Records for the exercise START
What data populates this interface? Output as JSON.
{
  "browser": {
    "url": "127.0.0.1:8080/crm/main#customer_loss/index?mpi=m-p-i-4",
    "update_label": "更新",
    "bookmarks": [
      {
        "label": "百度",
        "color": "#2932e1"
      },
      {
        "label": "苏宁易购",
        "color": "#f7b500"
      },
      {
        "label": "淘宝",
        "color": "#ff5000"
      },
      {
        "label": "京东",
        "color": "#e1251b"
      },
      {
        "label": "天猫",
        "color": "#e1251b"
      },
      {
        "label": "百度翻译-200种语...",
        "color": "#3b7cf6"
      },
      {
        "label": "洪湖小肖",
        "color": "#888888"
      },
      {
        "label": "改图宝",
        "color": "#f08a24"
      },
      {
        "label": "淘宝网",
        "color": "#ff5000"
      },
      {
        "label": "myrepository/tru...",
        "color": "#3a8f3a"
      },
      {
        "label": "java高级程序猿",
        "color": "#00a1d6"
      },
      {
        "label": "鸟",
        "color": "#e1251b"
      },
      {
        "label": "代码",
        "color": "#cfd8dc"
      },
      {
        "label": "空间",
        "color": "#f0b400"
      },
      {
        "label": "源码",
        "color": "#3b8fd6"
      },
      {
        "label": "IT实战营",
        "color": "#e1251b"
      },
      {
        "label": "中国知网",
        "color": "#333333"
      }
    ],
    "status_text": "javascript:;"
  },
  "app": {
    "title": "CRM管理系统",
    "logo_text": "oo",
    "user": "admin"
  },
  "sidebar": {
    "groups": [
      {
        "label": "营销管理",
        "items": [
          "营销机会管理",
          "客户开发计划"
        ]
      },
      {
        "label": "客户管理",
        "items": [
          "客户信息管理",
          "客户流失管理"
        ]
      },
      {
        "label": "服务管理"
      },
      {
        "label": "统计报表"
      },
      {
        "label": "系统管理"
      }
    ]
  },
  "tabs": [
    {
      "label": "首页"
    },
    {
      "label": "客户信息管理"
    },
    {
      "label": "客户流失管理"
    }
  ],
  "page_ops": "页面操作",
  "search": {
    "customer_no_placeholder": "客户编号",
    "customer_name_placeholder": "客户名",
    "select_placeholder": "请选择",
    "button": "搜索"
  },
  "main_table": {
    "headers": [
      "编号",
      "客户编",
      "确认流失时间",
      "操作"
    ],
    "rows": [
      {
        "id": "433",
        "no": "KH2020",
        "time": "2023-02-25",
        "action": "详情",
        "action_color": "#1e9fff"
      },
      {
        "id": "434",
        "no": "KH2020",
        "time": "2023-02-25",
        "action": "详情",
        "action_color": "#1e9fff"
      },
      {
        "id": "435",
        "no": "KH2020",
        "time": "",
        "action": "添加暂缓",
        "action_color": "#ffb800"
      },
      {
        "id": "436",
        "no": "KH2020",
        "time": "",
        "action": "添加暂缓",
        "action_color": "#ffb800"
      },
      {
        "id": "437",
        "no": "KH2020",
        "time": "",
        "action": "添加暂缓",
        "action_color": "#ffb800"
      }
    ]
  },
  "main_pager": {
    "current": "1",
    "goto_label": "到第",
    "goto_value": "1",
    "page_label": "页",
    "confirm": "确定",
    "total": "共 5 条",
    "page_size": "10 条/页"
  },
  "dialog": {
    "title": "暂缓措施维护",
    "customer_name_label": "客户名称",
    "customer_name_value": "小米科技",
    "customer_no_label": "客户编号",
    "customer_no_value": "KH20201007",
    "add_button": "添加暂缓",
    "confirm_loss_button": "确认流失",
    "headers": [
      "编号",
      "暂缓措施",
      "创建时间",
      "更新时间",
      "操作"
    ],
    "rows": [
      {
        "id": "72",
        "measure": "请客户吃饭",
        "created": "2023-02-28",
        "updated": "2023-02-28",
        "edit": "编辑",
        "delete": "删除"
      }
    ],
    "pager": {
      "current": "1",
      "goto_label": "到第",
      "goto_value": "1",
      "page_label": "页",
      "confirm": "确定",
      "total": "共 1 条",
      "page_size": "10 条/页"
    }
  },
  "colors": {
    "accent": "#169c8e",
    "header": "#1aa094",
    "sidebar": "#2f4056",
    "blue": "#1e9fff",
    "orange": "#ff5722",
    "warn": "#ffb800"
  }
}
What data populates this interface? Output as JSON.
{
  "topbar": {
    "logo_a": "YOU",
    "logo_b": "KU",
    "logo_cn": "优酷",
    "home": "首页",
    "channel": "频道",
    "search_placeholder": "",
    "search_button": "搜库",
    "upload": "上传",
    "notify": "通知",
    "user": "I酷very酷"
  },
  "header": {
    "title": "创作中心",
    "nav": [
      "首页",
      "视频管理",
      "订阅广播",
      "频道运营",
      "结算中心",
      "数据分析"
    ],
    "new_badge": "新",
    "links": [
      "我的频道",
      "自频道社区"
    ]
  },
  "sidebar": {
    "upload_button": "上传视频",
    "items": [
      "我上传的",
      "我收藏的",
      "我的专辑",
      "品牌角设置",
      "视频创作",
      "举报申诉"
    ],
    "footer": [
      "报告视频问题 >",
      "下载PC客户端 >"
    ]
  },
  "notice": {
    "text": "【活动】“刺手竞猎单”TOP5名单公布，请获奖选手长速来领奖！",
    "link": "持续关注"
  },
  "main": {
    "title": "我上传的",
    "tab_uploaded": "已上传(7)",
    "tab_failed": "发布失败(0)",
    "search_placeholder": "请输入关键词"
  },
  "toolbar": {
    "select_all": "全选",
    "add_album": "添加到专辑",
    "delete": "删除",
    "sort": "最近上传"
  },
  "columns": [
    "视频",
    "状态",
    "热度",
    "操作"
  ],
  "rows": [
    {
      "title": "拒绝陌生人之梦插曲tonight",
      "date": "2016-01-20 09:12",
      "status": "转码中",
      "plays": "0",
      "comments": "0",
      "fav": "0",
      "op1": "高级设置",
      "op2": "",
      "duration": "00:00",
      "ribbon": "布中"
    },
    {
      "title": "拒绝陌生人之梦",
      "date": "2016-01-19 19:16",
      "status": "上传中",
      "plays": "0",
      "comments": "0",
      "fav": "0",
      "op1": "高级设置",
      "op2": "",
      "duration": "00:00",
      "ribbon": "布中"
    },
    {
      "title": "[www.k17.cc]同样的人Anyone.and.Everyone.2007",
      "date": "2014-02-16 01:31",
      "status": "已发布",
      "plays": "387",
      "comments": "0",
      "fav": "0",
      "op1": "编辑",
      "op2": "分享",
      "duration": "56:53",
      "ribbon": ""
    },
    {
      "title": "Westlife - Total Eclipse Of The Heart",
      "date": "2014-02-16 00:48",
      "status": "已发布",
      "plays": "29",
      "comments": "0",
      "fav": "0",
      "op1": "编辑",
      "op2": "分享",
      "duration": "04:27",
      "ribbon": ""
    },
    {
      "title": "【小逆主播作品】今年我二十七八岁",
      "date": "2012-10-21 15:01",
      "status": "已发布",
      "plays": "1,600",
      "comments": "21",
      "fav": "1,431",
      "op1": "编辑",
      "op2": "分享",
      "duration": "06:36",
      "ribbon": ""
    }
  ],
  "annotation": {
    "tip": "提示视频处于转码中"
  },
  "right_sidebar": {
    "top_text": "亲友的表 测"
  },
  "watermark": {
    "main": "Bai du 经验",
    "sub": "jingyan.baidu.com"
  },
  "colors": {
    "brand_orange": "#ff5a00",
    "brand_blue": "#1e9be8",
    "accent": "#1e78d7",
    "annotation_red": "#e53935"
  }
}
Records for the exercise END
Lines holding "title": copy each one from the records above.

Solution for this exercise —
    "title": "CRM管理系统",
    "title": "暂缓措施维护",
    "title": "创作中心",
    "title": "我上传的",
      "title": "拒绝陌生人之梦插曲tonight",
      "title": "拒绝陌生人之梦",
      "title": "[www.k17.cc]同样的人Anyone.and.Everyone.2007",
      "title": "Westlife - Total Eclipse Of The Heart",
      "title": "【小逆主播作品】今年我二十七八岁",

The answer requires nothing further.